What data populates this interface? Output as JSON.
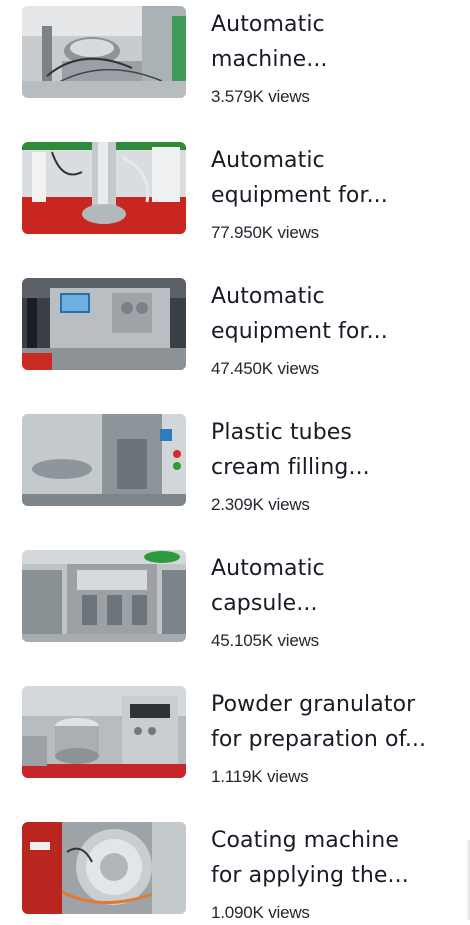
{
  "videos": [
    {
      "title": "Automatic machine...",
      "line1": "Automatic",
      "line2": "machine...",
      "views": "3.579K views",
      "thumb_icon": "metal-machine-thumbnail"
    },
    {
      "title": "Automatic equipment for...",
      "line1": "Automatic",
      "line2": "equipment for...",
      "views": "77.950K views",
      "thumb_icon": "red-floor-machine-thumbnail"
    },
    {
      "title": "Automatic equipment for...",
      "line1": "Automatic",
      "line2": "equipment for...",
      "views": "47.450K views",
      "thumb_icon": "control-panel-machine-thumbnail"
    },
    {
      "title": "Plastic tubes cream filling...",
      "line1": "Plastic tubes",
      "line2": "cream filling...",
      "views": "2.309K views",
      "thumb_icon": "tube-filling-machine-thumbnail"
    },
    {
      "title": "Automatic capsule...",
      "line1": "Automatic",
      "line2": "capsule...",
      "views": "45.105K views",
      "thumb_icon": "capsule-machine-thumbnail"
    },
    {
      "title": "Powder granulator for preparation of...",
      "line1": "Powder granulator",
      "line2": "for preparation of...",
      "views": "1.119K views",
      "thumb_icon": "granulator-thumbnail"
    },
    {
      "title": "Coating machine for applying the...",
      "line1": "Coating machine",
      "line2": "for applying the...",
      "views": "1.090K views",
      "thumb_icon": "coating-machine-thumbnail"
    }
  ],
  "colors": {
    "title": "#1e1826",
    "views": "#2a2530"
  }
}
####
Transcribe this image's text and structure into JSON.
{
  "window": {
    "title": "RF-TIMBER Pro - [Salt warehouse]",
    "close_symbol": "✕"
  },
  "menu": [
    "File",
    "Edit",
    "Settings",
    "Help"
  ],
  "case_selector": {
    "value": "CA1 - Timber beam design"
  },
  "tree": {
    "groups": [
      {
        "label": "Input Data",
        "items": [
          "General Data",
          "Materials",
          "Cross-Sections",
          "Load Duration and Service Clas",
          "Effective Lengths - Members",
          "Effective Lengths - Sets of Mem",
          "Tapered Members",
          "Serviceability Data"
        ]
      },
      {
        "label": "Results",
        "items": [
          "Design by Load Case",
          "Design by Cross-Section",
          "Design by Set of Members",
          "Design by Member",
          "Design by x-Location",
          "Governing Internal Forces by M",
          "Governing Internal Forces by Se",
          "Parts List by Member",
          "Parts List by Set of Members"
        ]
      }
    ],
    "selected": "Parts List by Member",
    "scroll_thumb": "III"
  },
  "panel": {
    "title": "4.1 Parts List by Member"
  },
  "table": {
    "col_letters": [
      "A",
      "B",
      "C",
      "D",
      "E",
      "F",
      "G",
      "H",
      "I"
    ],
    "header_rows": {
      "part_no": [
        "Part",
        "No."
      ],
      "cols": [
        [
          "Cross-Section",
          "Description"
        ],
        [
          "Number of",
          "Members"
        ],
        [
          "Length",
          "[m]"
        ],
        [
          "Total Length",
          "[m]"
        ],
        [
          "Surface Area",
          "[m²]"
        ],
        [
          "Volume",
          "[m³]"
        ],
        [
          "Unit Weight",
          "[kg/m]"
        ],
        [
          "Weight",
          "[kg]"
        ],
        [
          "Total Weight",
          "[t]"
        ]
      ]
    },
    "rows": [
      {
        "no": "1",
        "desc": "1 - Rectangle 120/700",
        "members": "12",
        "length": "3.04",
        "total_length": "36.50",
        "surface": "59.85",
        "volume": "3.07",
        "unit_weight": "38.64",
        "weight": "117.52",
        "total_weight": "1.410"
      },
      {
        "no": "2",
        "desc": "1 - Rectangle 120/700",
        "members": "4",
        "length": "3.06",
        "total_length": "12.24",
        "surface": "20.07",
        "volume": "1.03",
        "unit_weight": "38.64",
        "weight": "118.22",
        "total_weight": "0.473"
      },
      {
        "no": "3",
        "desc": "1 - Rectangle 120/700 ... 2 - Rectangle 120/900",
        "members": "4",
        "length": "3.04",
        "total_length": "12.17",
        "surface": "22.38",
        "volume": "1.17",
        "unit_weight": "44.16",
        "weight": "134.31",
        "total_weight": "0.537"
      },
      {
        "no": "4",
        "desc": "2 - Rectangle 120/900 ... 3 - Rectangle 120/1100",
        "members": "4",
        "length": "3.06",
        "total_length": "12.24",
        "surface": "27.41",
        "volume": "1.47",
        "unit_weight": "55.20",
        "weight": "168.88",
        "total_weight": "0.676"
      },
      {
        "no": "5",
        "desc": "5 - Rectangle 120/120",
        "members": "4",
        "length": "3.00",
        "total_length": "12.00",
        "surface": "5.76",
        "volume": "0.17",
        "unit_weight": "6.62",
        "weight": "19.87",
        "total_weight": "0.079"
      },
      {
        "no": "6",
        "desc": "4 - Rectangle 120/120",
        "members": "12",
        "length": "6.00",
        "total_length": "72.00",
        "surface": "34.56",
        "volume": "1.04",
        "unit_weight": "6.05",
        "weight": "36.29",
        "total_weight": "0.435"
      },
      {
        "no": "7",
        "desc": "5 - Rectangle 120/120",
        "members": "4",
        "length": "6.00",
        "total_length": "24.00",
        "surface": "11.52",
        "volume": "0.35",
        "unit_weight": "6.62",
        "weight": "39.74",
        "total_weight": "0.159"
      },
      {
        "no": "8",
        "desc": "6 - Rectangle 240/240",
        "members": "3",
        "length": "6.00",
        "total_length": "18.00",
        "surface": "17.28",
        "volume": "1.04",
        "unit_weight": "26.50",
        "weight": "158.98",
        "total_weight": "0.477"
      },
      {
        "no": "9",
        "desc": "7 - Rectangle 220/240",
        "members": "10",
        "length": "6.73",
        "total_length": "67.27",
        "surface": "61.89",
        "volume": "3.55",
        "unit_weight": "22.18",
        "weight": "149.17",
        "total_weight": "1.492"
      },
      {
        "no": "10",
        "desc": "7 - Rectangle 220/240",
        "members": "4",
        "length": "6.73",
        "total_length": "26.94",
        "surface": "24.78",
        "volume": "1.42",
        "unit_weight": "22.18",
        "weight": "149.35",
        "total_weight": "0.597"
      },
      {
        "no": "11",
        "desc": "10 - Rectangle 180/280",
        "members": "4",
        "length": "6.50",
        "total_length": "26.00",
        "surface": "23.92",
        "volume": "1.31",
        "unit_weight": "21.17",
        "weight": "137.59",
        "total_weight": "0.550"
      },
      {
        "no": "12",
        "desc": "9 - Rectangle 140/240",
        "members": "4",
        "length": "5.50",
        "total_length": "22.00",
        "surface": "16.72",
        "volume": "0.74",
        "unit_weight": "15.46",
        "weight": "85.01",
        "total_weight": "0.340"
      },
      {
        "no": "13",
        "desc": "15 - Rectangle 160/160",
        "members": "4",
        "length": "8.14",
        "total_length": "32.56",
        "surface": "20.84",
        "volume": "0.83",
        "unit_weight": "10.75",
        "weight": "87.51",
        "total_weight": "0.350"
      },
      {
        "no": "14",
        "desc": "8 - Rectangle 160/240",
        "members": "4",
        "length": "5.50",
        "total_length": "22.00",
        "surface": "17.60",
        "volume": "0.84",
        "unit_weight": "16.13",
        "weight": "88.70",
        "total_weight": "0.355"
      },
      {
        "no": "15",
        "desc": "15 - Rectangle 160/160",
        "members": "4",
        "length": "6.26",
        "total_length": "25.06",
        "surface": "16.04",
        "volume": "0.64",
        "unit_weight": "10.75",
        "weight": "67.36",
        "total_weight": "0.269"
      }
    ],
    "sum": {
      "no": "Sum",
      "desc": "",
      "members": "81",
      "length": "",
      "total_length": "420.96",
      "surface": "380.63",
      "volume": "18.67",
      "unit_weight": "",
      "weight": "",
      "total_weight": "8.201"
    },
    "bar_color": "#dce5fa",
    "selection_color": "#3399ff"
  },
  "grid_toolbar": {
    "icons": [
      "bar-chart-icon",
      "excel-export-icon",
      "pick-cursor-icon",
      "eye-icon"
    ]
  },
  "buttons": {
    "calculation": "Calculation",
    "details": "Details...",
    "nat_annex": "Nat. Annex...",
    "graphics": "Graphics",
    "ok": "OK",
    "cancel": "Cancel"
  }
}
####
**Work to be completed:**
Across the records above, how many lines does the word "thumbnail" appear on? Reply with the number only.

**Written answer:**
7